Just when the MFIs were trying to write-off the Covid losses and re-start their growth journey, the 2 nd wave came and hit them. Given that this wave has penetrated the depth of India’s hinterland, the MFI sector has been very vocal is demanding an emergency credit line of Rs.15,000crs, government relief through Partial Guarantee scheme and enhancement the lending rate.
As investors, we may be tempted to think that last few quarters should be treated as “exceptional” due to cyclones, special situation in Assam & West Bengal, and finally the Covid pandemic. It’s surely a good thing to be hopeful and try and see light at the end of the tunnel. But it may not be a bad idea to try and understand if COVID was the only reason for the current state of the industry!
Let’s rewind a little to 2018 The NBFC sector was the epicenter of the IL&FS storm, when credit markets froze in Sep, 2018. Even the well-run NBFCs were lying low and waiting for the tide to subside. But one sub-sector seemed to be quite unaffected and never faced funding crunch, thanks to the priority sector status. The MFIs became the darlings of investors – unfazed, unaffected, and delivering on the promise of 30% CAGR and sub 2% credit losses for the entire FY19 and FY20!
|Loan Growth over 24 Months prior to Covid||Loan growth in Covid year|
Source: Company presentations
Did the average rural customer need so much money?
The MFI sector was flush with funds, both debt and equity. And they were in a hurry to grow and deliver on the 30% CAGR promise.

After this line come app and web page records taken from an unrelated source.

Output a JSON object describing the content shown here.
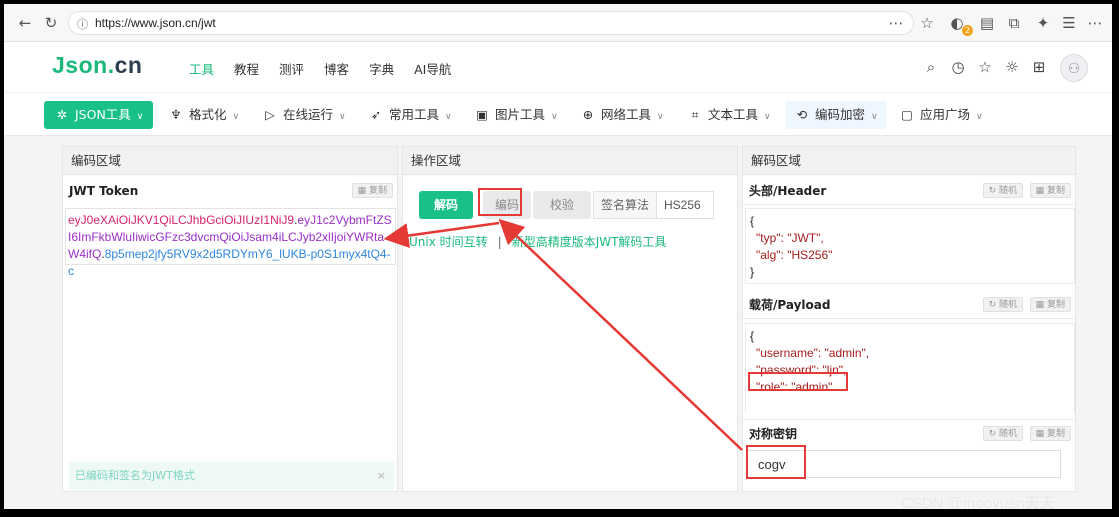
{
  "browser": {
    "url": "https://www.json.cn/jwt",
    "extension_badge": "2"
  },
  "site": {
    "logo_main": "Json",
    "logo_dot": ".",
    "logo_suffix": "cn",
    "nav": [
      "工具",
      "教程",
      "测评",
      "博客",
      "字典",
      "AI导航"
    ]
  },
  "toolbar": {
    "items": [
      {
        "label": "JSON工具",
        "icon": "sparkle-icon"
      },
      {
        "label": "格式化",
        "icon": "brush-icon"
      },
      {
        "label": "在线运行",
        "icon": "play-icon"
      },
      {
        "label": "常用工具",
        "icon": "rocket-icon"
      },
      {
        "label": "图片工具",
        "icon": "image-icon"
      },
      {
        "label": "网络工具",
        "icon": "globe-icon"
      },
      {
        "label": "文本工具",
        "icon": "text-icon"
      },
      {
        "label": "编码加密",
        "icon": "refresh-icon"
      },
      {
        "label": "应用广场",
        "icon": "bag-icon"
      }
    ]
  },
  "encode_panel": {
    "title": "编码区域",
    "token_label": "JWT Token",
    "copy_label": "复制",
    "token_header": "eyJ0eXAiOiJKV1QiLCJhbGciOiJIUzI1NiJ9",
    "token_payload": "eyJ1c2VybmFtZSI6ImFkbWluIiwicGFzc3dvcmQiOiJsam4iLCJyb2xlIjoiYWRtaW4ifQ",
    "token_signature": "8p5mep2jfy5RV9x2d5RDYmY6_lUKB-p0S1myx4tQ4-c",
    "status_text": "已编码和签名为JWT格式",
    "close_symbol": "×"
  },
  "op_panel": {
    "title": "操作区域",
    "decode_label": "解码",
    "encode_label": "编码",
    "verify_label": "校验",
    "alg_label": "签名算法",
    "alg_value": "HS256",
    "link1": "Unix 时间互转",
    "separator": "|",
    "link2": "新型高精度版本JWT解码工具"
  },
  "decode_panel": {
    "title": "解码区域",
    "header_label": "头部/Header",
    "payload_label": "载荷/Payload",
    "secret_label": "对称密钥",
    "random_label": "随机",
    "copy_label": "复制",
    "header_lines": [
      "{",
      "\"typ\": \"JWT\",",
      "\"alg\": \"HS256\"",
      "}"
    ],
    "payload_lines": [
      "{",
      "\"username\": \"admin\",",
      "\"password\": \"ljn\",",
      "\"role\": \"admin\""
    ],
    "secret_value": "cogv"
  },
  "watermark": "CSDN @mooyuan天天",
  "colors": {
    "brand_green": "#19c08a",
    "annotation_red": "#e53935"
  }
}
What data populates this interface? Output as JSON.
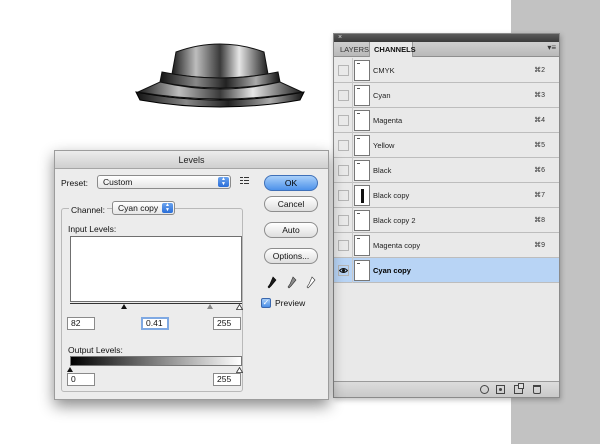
{
  "canvas": {
    "background": "#ffffff",
    "strip_color": "#c2c2c2"
  },
  "panel": {
    "tabs": [
      {
        "label": "LAYERS",
        "active": false
      },
      {
        "label": "CHANNELS",
        "active": true
      }
    ],
    "menu_icon": "panel-menu-icon",
    "channels": [
      {
        "name": "CMYK",
        "shortcut": "⌘2",
        "visible": false,
        "selected": false,
        "thumb": "white"
      },
      {
        "name": "Cyan",
        "shortcut": "⌘3",
        "visible": false,
        "selected": false,
        "thumb": "white"
      },
      {
        "name": "Magenta",
        "shortcut": "⌘4",
        "visible": false,
        "selected": false,
        "thumb": "white"
      },
      {
        "name": "Yellow",
        "shortcut": "⌘5",
        "visible": false,
        "selected": false,
        "thumb": "white"
      },
      {
        "name": "Black",
        "shortcut": "⌘6",
        "visible": false,
        "selected": false,
        "thumb": "white"
      },
      {
        "name": "Black copy",
        "shortcut": "⌘7",
        "visible": false,
        "selected": false,
        "thumb": "bar"
      },
      {
        "name": "Black copy 2",
        "shortcut": "⌘8",
        "visible": false,
        "selected": false,
        "thumb": "white"
      },
      {
        "name": "Magenta copy",
        "shortcut": "⌘9",
        "visible": false,
        "selected": false,
        "thumb": "white"
      },
      {
        "name": "Cyan copy",
        "shortcut": "",
        "visible": true,
        "selected": true,
        "thumb": "white"
      }
    ],
    "selected_color": "#b8d4f5",
    "bottom_icons": [
      "load-selection-icon",
      "save-selection-icon",
      "new-channel-icon",
      "trash-icon"
    ]
  },
  "levels": {
    "title": "Levels",
    "preset_label": "Preset:",
    "preset_value": "Custom",
    "channel_label": "Channel:",
    "channel_value": "Cyan copy",
    "input_levels_label": "Input Levels:",
    "input_black": "82",
    "input_gamma": "0.41",
    "input_white": "255",
    "output_levels_label": "Output Levels:",
    "output_black": "0",
    "output_white": "255",
    "buttons": {
      "ok": "OK",
      "cancel": "Cancel",
      "auto": "Auto",
      "options": "Options..."
    },
    "preview_label": "Preview",
    "preview_checked": true,
    "eyedroppers": [
      "black-eyedropper-icon",
      "gray-eyedropper-icon",
      "white-eyedropper-icon"
    ],
    "accent_color": "#4d92ea"
  }
}
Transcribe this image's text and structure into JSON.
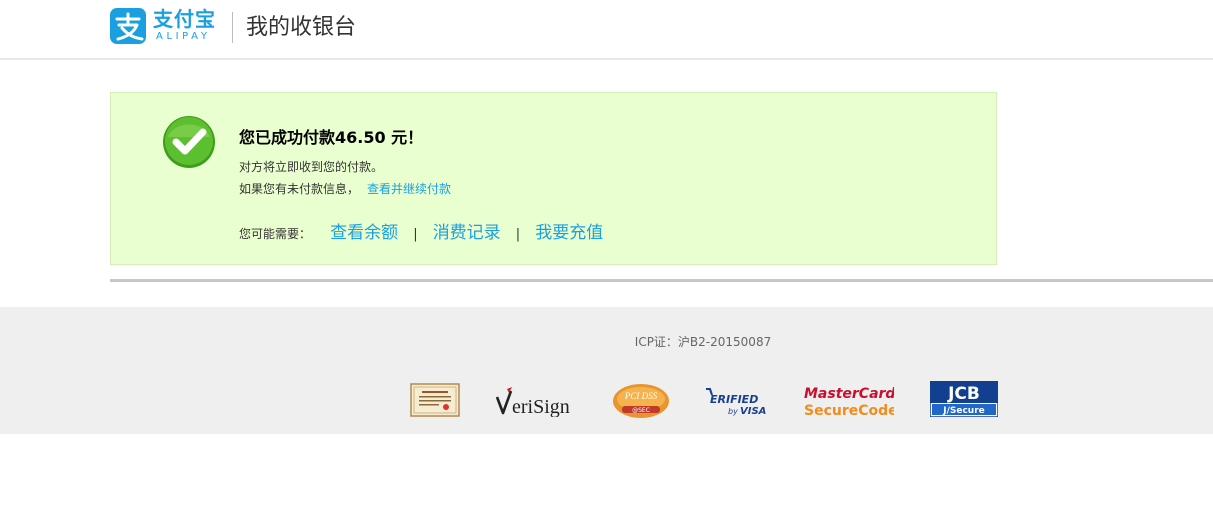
{
  "header": {
    "brand_cn": "支付宝",
    "brand_en": "ALIPAY",
    "title": "我的收银台"
  },
  "success": {
    "title": "您已成功付款46.50 元！",
    "line1": "对方将立即收到您的付款。",
    "line2_prefix": "如果您有未付款信息，",
    "line2_link": "查看并继续付款",
    "suggest_label": "您可能需要：",
    "links": [
      "查看余额",
      "消费记录",
      "我要充值"
    ],
    "separator": "|"
  },
  "footer": {
    "icp": "ICP证：沪B2-20150087",
    "badges": [
      "certificate-icon",
      "verisign-logo",
      "pci-dss-logo",
      "verified-by-visa-logo",
      "mastercard-securecode-logo",
      "jcb-jsecure-logo"
    ]
  },
  "colors": {
    "brand_blue": "#1aa0e0",
    "success_bg": "#eaffcf",
    "check_green": "#4caf2a",
    "footer_bg": "#efefef"
  }
}
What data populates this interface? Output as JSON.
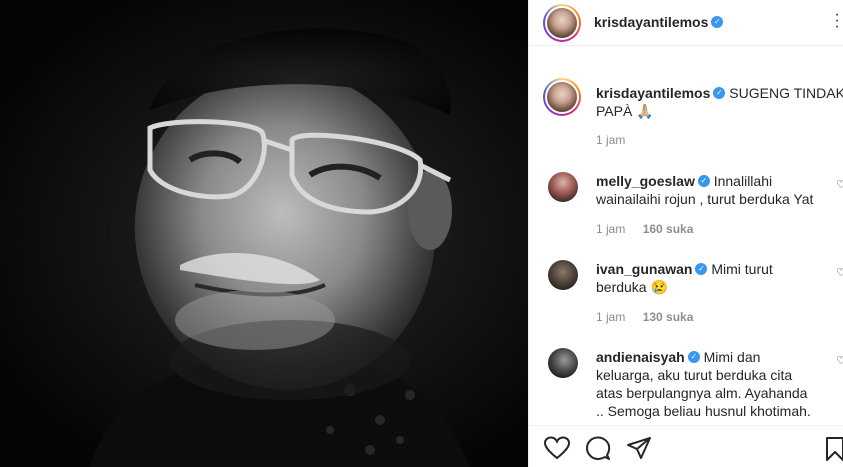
{
  "post": {
    "author": "krisdayantilemos"
  },
  "caption": {
    "username": "krisdayantilemos",
    "text_line1": "SUGENG TINDAK",
    "text_line2": "PAPÀ 🙏🏼",
    "time": "1 jam"
  },
  "comments": [
    {
      "username": "melly_goeslaw",
      "line1": "Innalillahi",
      "line2": "wainailaihi rojun , turut berduka Yat",
      "time": "1 jam",
      "likes": "160 suka"
    },
    {
      "username": "ivan_gunawan",
      "line1": "Mimi turut",
      "line2": "berduka 😢",
      "time": "1 jam",
      "likes": "130 suka"
    },
    {
      "username": "andienaisyah",
      "line1": "Mimi dan",
      "line2": "keluarga, aku turut berduka cita",
      "line3": "atas berpulangnya alm. Ayahanda",
      "line4": ".. Semoga beliau husnul khotimah."
    }
  ],
  "icons": {
    "verified": "verified-badge-icon",
    "more": "more-options-icon",
    "like": "heart-icon",
    "comment": "comment-bubble-icon",
    "share": "paper-plane-icon",
    "save": "bookmark-icon"
  },
  "colors": {
    "verified": "#3897f0",
    "meta_text": "#8e8e8e",
    "primary_text": "#262626"
  }
}
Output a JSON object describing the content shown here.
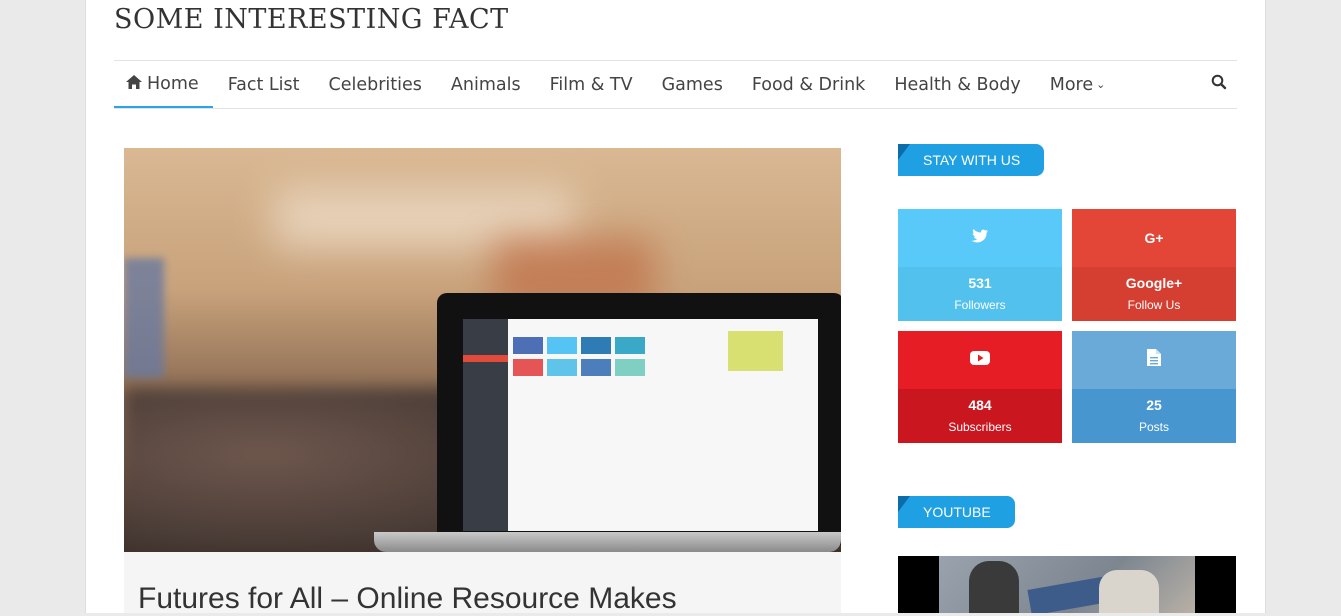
{
  "site": {
    "title": "SOME INTERESTING FACT"
  },
  "nav": {
    "items": [
      {
        "label": "Home",
        "icon": "home-icon"
      },
      {
        "label": "Fact List"
      },
      {
        "label": "Celebrities"
      },
      {
        "label": "Animals"
      },
      {
        "label": "Film & TV"
      },
      {
        "label": "Games"
      },
      {
        "label": "Food & Drink"
      },
      {
        "label": "Health & Body"
      },
      {
        "label": "More"
      }
    ],
    "active_color": "#28a5e6"
  },
  "article": {
    "title": "Futures for All – Online Resource Makes"
  },
  "sidebar": {
    "stay_title": "STAY WITH US",
    "social": [
      {
        "icon": "twitter-icon",
        "count": "531",
        "label": "Followers",
        "color": "#58c9f8"
      },
      {
        "icon": "google-plus-icon",
        "count": "Google+",
        "label": "Follow Us",
        "color": "#e34537"
      },
      {
        "icon": "youtube-icon",
        "count": "484",
        "label": "Subscribers",
        "color": "#e61d25"
      },
      {
        "icon": "posts-icon",
        "count": "25",
        "label": "Posts",
        "color": "#6aaad9"
      }
    ],
    "youtube_title": "YOUTUBE"
  },
  "colors": {
    "widget_title": "#1fa0e3"
  }
}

The MFIs wasted no time and took the path to easy growth i.e.lend more to the same set of existing clients. Bandhan Bank increased its ticket size by 2-3x under the narrative of “completely dominating” the ustomer; Credit Access designed innovative products to lend more to the same customer.
Ultimately, there was low consideration for the basic question i.e. did the rural borrower need so much money? And will she be able to repay? A look at the below table can summarize what transpired in the microfinance sector in the five years preceding the pandemic. Given the slowness in Indian economy, an average rural household could only grow its income by 23%. However, his outstanding debt increased by 106% over that period, thanks to the zealous growth targets of MFIs.
|2016 to 2020||Total Growth|
|Ticket size growth||106%|
|Rural wage growth||23%|
Source: Economic Times, MFIN, SADHAN
Overleveraged customer could be the bigger cause; Covid was just the trigger!
As we saw in the table above, we might be in a situation where millions of rural folks have more loans on their heads than they could afford to repay. And then Covid struck. While Covid is no small event, we do know that even a medium sized pot-hole is enough to topple an overloaded vehicle. The signs of stress among the borrowers are clearly visible from the decline in repayment rates over the years. Most of the MFIs explained that they are giving longer duration loans but that doesn’t explain the extent of drop in collections.
|Repayments (% of previous yr loans)|
Source: Company data, GreenEdge
Is there light at the end of the tunnel?
The current outcome is a far cry from original promise of the microfinance model i.e. there is tremendous growth opportunity in rural India; and that lending exclusively to groups of women is an extremely low risk model. Four large MFIs have reported combined provisions / losses of ~Rs6,000crs or 7% of their pre-Covid portfolio and the damage caused by the 2 nd wave is yet to unfold.
|Provisions (% of previous yr loans)|
Source: Company data, GreenEdge
We need to understand that an average rural Indian family cannot remain unscathed when faced with two bad events in a single year. Hence, microfinance companies may experience similar levels of pain in FY22 as well. But the good part about all the external problems is that they come to an end.
The 2 nd wave will end in a few months and most of these large companies either have a strong capital base or will raise capital to absorb the losses. The regulator on its part is doing all it can to ensure that MFIs have access to liquidity till the pandemic ends. Hence, the worst will be over in FY22. The stock prices & valuations of these MFIs somewhat reflect this optimism.
Source: Based of Mar’21 financials
The bigger question for the long-term investors should be “is it sustainable to grow at 30-40% when your under-lying customer is growing only at 6-8%”. In the past, investors have expected nothing less than 30% growth from MFIs and managements have promised only more! Microfinance sector will continue to see boom & burst cycles unless growth ambitions & aspirations are re-calibrated.